■ What to do
Please set down every line of the records below exactly, without the pictures.

(Data about app and page elements)
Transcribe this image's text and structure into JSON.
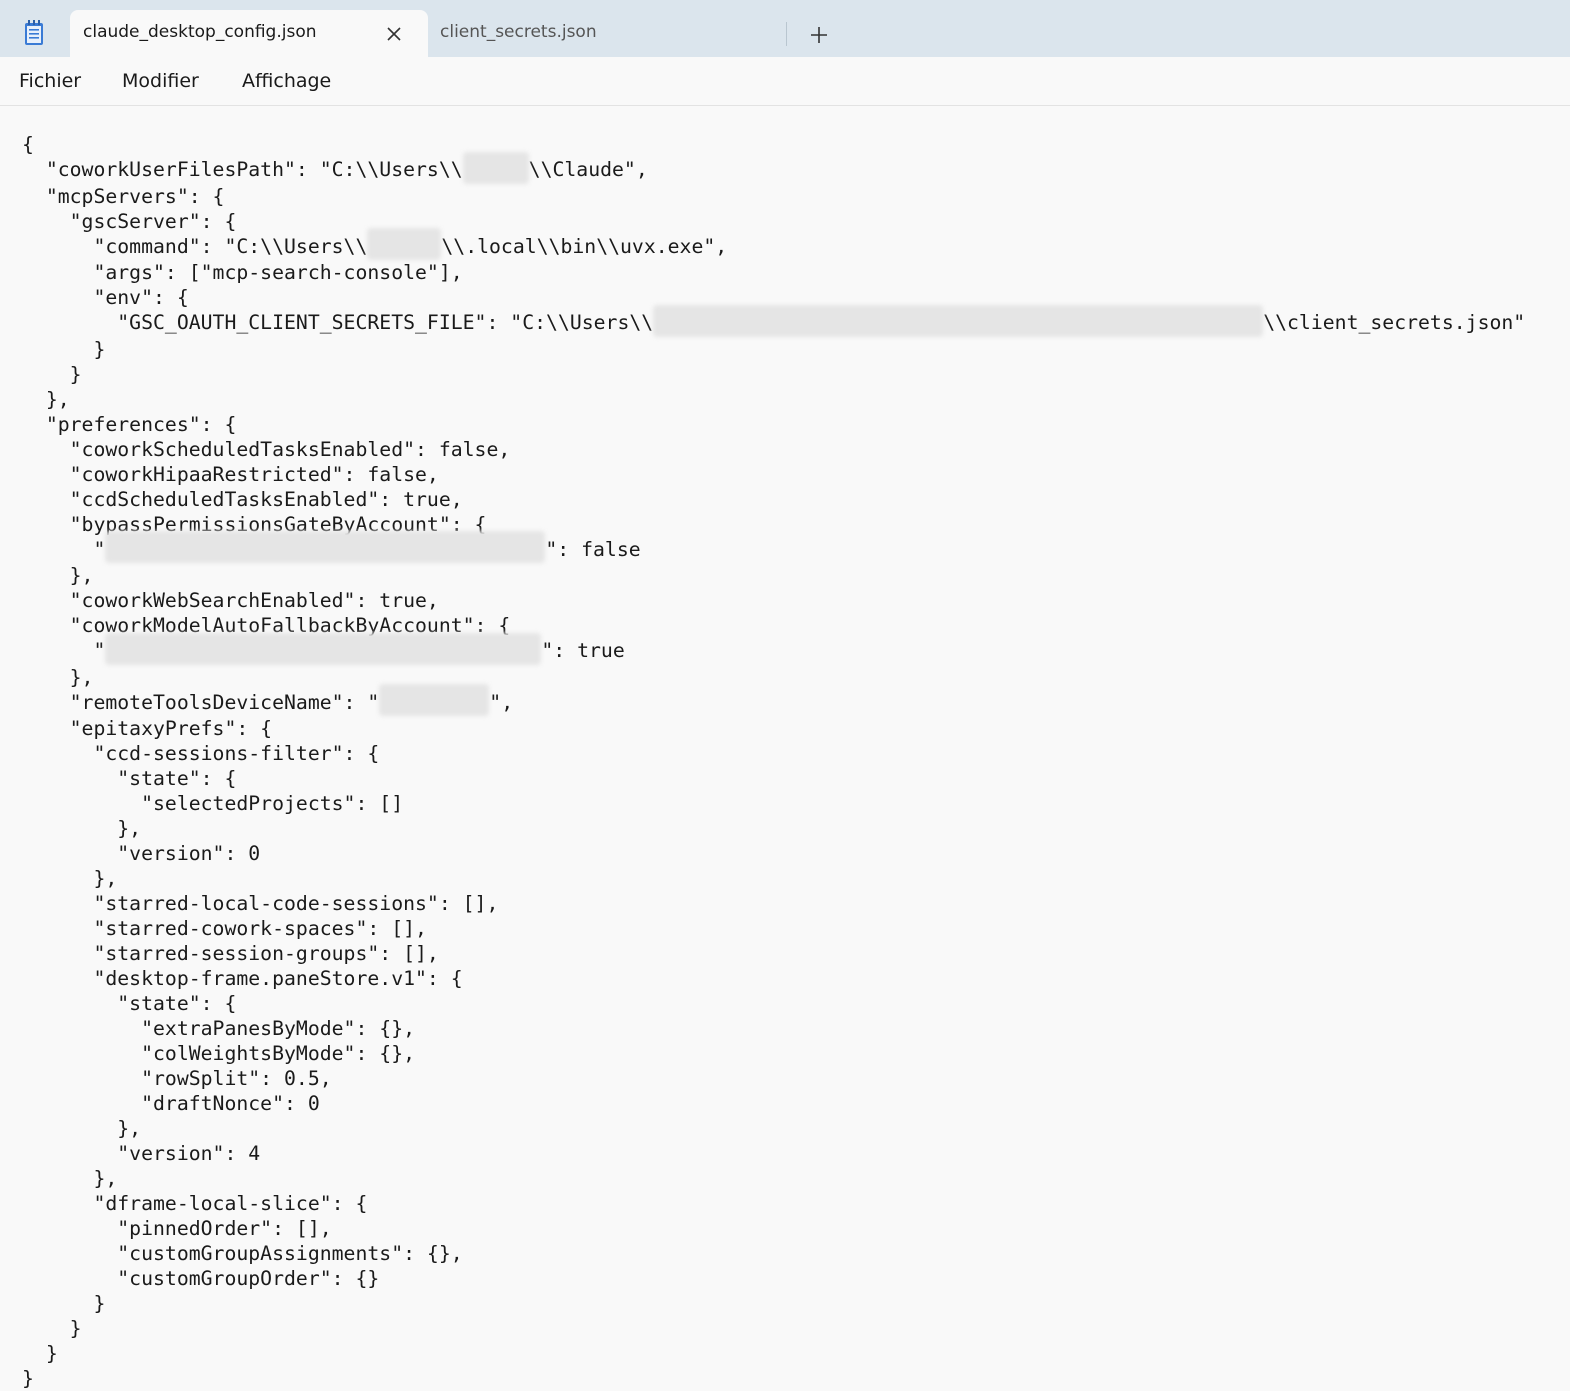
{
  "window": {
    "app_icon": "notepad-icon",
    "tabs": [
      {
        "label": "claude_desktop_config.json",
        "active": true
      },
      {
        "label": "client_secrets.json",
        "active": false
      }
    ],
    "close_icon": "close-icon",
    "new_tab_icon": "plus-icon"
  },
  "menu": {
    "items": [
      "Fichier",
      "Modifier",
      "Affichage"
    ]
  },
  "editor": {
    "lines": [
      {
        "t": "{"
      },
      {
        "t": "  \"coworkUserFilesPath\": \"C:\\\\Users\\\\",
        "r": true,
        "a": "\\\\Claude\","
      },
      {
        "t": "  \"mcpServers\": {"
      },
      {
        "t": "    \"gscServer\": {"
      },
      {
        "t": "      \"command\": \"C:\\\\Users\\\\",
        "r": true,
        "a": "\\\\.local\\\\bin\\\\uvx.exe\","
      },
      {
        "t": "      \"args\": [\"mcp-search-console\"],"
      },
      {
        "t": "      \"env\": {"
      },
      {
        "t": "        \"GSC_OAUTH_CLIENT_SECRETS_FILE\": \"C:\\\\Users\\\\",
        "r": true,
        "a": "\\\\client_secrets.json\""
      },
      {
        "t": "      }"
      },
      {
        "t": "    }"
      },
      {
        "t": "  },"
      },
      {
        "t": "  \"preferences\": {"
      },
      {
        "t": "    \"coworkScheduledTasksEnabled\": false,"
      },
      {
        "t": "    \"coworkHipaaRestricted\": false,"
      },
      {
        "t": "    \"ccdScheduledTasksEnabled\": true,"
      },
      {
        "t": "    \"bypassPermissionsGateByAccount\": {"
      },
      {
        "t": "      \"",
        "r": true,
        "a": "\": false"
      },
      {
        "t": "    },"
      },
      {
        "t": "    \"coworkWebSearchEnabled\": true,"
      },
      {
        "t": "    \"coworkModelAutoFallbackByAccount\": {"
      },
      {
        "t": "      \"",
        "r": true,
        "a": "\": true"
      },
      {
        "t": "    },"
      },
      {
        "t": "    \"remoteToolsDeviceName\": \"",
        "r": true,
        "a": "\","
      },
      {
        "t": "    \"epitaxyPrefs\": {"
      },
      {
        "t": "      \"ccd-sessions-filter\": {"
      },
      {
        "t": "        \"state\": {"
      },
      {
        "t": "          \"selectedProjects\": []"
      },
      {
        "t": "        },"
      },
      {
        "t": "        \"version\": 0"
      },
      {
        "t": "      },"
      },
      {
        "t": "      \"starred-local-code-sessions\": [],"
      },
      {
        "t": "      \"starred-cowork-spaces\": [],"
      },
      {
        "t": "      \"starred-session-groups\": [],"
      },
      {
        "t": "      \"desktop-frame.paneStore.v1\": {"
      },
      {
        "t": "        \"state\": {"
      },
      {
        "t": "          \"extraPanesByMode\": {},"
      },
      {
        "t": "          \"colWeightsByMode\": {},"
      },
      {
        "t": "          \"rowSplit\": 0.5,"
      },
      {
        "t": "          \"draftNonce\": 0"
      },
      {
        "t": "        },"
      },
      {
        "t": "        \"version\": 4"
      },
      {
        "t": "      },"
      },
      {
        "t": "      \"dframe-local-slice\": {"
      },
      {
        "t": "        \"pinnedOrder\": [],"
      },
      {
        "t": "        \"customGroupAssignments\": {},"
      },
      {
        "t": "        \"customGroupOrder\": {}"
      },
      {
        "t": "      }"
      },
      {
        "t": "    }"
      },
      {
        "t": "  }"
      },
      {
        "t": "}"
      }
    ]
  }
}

■ Solution for this task
Transcribe this image's text and structure into JSON.
{
  "window": {
    "app_icon": "notepad-icon",
    "tabs": [
      {
        "label": "claude_desktop_config.json",
        "active": true
      },
      {
        "label": "client_secrets.json",
        "active": false
      }
    ],
    "close_icon": "close-icon",
    "new_tab_icon": "plus-icon"
  },
  "menu": {
    "items": [
      "Fichier",
      "Modifier",
      "Affichage"
    ]
  },
  "editor": {
    "lines": [
      {
        "t": "{"
      },
      {
        "t": "  \"coworkUserFilesPath\": \"C:\\\\Users\\\\",
        "r": true,
        "a": "\\\\Claude\","
      },
      {
        "t": "  \"mcpServers\": {"
      },
      {
        "t": "    \"gscServer\": {"
      },
      {
        "t": "      \"command\": \"C:\\\\Users\\\\",
        "r": true,
        "a": "\\\\.local\\\\bin\\\\uvx.exe\","
      },
      {
        "t": "      \"args\": [\"mcp-search-console\"],"
      },
      {
        "t": "      \"env\": {"
      },
      {
        "t": "        \"GSC_OAUTH_CLIENT_SECRETS_FILE\": \"C:\\\\Users\\\\",
        "r": true,
        "a": "\\\\client_secrets.json\""
      },
      {
        "t": "      }"
      },
      {
        "t": "    }"
      },
      {
        "t": "  },"
      },
      {
        "t": "  \"preferences\": {"
      },
      {
        "t": "    \"coworkScheduledTasksEnabled\": false,"
      },
      {
        "t": "    \"coworkHipaaRestricted\": false,"
      },
      {
        "t": "    \"ccdScheduledTasksEnabled\": true,"
      },
      {
        "t": "    \"bypassPermissionsGateByAccount\": {"
      },
      {
        "t": "      \"",
        "r": true,
        "a": "\": false"
      },
      {
        "t": "    },"
      },
      {
        "t": "    \"coworkWebSearchEnabled\": true,"
      },
      {
        "t": "    \"coworkModelAutoFallbackByAccount\": {"
      },
      {
        "t": "      \"",
        "r": true,
        "a": "\": true"
      },
      {
        "t": "    },"
      },
      {
        "t": "    \"remoteToolsDeviceName\": \"",
        "r": true,
        "a": "\","
      },
      {
        "t": "    \"epitaxyPrefs\": {"
      },
      {
        "t": "      \"ccd-sessions-filter\": {"
      },
      {
        "t": "        \"state\": {"
      },
      {
        "t": "          \"selectedProjects\": []"
      },
      {
        "t": "        },"
      },
      {
        "t": "        \"version\": 0"
      },
      {
        "t": "      },"
      },
      {
        "t": "      \"starred-local-code-sessions\": [],"
      },
      {
        "t": "      \"starred-cowork-spaces\": [],"
      },
      {
        "t": "      \"starred-session-groups\": [],"
      },
      {
        "t": "      \"desktop-frame.paneStore.v1\": {"
      },
      {
        "t": "        \"state\": {"
      },
      {
        "t": "          \"extraPanesByMode\": {},"
      },
      {
        "t": "          \"colWeightsByMode\": {},"
      },
      {
        "t": "          \"rowSplit\": 0.5,"
      },
      {
        "t": "          \"draftNonce\": 0"
      },
      {
        "t": "        },"
      },
      {
        "t": "        \"version\": 4"
      },
      {
        "t": "      },"
      },
      {
        "t": "      \"dframe-local-slice\": {"
      },
      {
        "t": "        \"pinnedOrder\": [],"
      },
      {
        "t": "        \"customGroupAssignments\": {},"
      },
      {
        "t": "        \"customGroupOrder\": {}"
      },
      {
        "t": "      }"
      },
      {
        "t": "    }"
      },
      {
        "t": "  }"
      },
      {
        "t": "}"
      }
    ]
  }
}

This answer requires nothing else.